[EXERCISE DATA Boundary: Start]
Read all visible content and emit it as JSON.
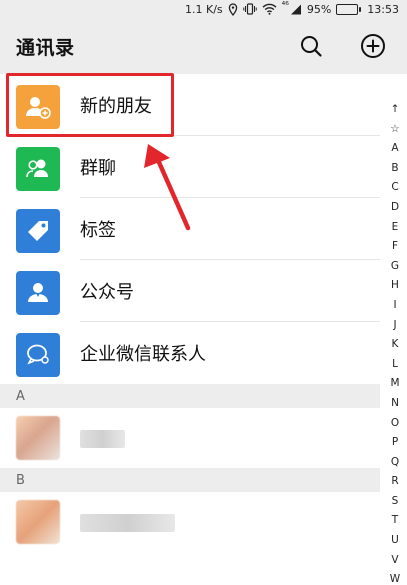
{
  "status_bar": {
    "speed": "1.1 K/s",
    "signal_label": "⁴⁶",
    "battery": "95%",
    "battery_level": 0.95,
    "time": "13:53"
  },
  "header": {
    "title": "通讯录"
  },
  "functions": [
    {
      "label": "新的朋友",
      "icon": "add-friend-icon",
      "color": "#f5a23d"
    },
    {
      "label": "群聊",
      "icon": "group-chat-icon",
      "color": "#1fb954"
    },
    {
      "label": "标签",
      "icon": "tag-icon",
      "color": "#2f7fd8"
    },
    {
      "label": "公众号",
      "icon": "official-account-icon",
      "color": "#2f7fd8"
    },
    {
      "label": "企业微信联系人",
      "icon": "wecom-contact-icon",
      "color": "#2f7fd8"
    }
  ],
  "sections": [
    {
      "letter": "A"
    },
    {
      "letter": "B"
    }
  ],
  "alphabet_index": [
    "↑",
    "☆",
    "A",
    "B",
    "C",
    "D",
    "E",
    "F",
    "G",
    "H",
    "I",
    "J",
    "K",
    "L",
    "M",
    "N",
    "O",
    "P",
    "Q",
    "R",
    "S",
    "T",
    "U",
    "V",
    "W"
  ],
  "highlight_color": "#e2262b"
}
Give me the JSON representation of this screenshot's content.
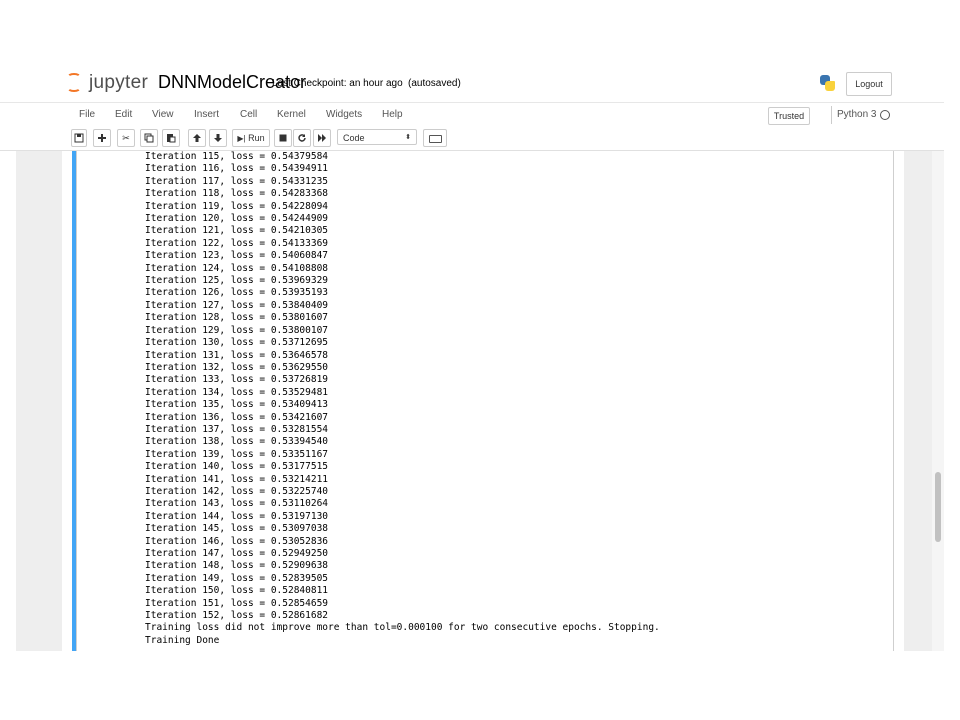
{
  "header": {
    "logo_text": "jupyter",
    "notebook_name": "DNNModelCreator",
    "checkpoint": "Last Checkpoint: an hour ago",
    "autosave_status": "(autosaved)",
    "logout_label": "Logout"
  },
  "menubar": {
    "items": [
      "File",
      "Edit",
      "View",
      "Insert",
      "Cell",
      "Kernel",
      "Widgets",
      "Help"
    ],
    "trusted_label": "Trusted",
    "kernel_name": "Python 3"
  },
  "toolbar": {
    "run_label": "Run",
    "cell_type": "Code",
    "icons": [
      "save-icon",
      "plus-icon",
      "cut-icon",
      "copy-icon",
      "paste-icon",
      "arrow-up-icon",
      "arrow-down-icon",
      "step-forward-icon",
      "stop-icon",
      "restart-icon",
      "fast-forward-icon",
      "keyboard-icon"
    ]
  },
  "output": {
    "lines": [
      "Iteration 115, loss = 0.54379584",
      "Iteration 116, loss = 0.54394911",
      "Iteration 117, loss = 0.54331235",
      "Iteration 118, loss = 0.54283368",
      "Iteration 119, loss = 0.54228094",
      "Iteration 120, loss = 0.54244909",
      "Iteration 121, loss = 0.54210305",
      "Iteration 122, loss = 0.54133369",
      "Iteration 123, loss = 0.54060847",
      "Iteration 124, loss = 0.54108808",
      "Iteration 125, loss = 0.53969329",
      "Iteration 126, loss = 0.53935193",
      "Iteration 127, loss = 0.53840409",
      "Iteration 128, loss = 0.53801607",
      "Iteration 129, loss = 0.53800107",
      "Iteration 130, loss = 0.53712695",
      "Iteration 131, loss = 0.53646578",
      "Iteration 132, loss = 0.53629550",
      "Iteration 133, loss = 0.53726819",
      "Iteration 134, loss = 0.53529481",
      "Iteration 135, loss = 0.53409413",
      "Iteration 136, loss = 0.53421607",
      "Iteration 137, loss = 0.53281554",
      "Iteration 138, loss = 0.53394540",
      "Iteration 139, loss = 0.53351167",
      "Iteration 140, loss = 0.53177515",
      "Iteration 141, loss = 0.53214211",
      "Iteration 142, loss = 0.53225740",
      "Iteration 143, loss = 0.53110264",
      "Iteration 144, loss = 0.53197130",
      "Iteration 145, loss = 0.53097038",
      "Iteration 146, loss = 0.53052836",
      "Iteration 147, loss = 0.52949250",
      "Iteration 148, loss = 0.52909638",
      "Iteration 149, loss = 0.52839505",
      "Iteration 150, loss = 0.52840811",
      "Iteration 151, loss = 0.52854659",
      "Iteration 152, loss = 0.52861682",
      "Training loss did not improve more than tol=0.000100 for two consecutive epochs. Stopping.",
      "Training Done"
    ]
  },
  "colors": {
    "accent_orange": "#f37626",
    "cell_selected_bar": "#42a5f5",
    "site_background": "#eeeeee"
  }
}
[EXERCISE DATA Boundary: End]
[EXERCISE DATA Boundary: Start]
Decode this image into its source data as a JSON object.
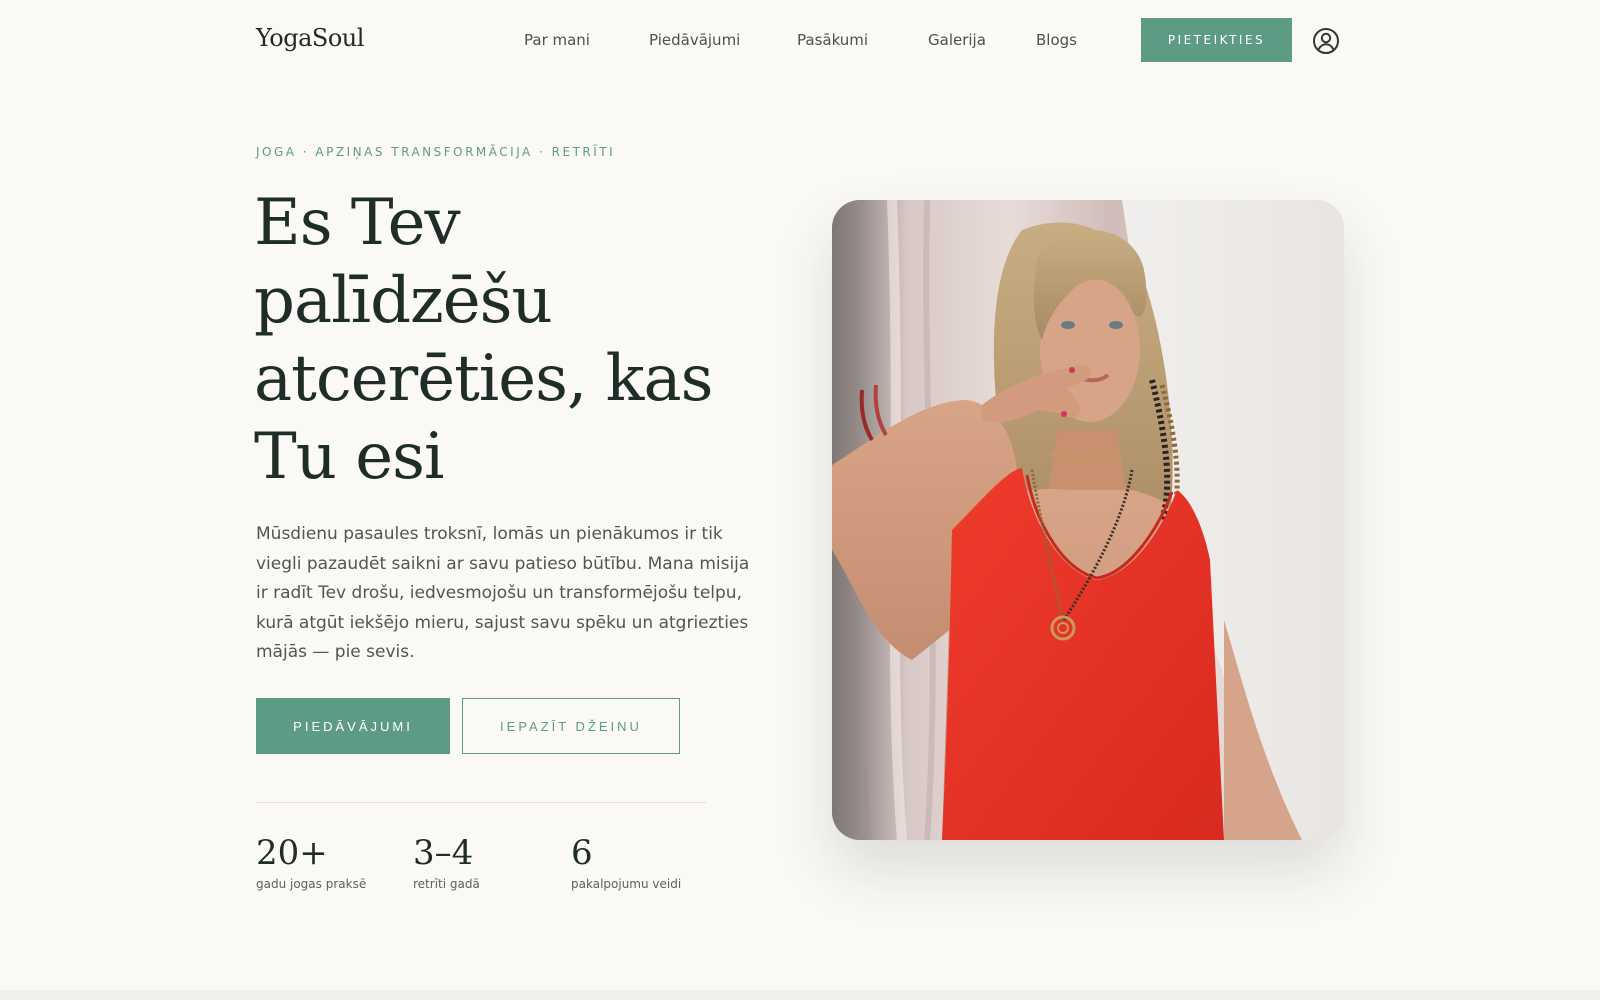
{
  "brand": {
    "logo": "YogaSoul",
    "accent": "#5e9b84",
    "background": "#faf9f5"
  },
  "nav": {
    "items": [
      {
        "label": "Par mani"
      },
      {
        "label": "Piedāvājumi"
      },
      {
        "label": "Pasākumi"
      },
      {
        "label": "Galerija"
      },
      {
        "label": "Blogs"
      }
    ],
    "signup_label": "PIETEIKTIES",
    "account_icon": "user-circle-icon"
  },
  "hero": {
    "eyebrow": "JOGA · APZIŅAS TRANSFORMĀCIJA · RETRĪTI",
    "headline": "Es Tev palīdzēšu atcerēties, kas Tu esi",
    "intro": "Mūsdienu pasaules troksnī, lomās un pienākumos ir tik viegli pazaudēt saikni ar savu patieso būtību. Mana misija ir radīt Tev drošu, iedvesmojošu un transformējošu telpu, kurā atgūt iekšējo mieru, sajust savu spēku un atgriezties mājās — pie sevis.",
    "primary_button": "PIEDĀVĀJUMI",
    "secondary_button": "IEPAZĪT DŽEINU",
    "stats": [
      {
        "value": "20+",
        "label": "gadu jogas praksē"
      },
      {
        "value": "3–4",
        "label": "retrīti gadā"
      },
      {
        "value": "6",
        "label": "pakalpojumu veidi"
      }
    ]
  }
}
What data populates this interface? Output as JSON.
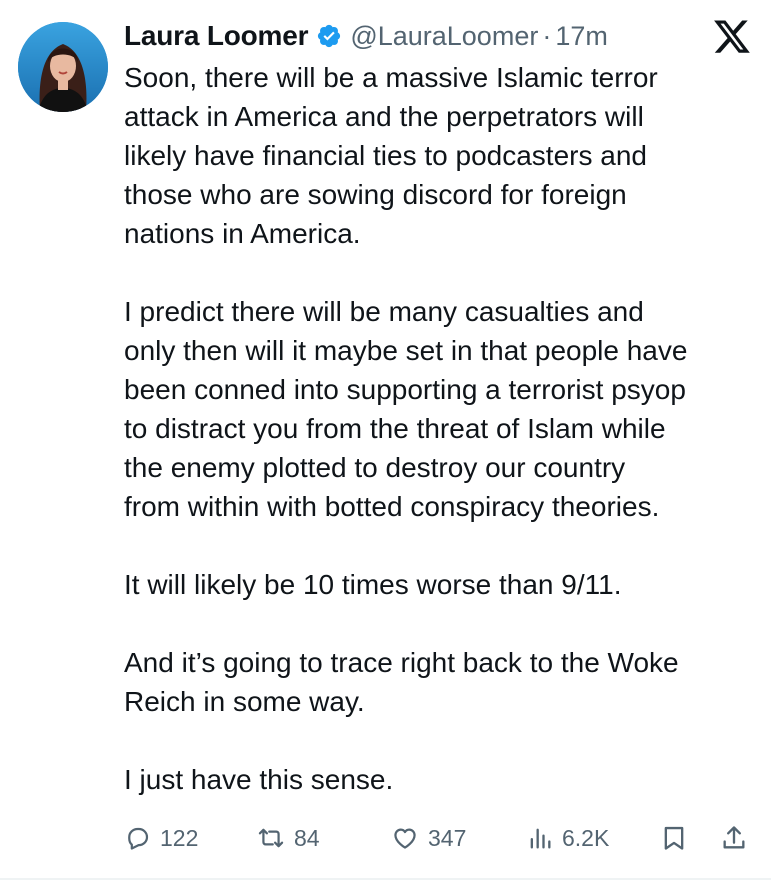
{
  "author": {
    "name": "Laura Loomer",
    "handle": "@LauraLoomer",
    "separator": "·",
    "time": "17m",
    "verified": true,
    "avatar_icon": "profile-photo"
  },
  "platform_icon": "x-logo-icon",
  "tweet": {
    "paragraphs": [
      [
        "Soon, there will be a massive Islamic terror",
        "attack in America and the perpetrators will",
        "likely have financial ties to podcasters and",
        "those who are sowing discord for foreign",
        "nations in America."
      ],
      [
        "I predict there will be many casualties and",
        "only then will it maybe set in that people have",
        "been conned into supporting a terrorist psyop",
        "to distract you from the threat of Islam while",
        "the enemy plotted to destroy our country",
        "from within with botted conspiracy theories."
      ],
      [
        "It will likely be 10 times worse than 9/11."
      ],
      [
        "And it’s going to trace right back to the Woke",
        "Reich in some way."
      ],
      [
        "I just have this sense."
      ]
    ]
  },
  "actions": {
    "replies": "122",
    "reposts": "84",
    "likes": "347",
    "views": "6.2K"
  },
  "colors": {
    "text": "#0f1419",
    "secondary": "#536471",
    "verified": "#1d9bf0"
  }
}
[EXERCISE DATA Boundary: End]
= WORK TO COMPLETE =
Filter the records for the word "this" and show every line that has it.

= SOLUTION =
Give me the JSON representation of this screenshot's content.
Decode this image into its source data as a JSON object.
What data populates this interface? Output as JSON.
        "I just have this sense."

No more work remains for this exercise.